- [Task instructions]: Scan the records below and say how many lines include the word "true", giving no other text.

- [Extracted information]:
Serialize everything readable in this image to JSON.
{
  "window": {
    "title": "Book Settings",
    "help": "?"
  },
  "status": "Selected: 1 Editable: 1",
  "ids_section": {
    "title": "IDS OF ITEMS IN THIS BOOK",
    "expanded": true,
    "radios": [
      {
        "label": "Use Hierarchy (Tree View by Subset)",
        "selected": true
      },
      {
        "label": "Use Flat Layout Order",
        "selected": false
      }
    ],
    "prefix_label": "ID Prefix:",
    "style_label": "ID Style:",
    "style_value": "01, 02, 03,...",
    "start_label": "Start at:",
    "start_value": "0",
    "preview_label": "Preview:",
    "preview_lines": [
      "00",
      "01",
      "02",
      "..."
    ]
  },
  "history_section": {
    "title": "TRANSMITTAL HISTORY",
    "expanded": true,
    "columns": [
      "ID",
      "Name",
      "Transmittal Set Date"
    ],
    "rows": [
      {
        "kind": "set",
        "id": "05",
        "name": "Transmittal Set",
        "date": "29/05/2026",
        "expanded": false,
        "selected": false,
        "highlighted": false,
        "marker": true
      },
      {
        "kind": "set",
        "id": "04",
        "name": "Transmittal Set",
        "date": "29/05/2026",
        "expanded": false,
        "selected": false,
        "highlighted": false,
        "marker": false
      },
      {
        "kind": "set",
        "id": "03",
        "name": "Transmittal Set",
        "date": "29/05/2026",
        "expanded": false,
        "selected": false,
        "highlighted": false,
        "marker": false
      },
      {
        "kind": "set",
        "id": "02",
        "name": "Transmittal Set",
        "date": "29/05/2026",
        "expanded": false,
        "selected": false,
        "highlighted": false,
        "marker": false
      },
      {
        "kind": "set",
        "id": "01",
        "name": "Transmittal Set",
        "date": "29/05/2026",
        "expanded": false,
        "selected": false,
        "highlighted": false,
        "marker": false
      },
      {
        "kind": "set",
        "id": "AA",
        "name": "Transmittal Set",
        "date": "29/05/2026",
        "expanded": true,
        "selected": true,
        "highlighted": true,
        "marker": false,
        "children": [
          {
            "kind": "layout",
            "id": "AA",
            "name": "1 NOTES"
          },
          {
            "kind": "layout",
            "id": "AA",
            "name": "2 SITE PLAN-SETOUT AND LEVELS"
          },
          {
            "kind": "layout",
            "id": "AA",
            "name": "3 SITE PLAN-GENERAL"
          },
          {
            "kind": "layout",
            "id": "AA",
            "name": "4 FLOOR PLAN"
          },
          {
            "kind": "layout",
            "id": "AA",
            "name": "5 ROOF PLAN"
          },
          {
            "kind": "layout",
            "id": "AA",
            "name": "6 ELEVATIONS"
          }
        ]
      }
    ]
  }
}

- [Response for this exercise]: 7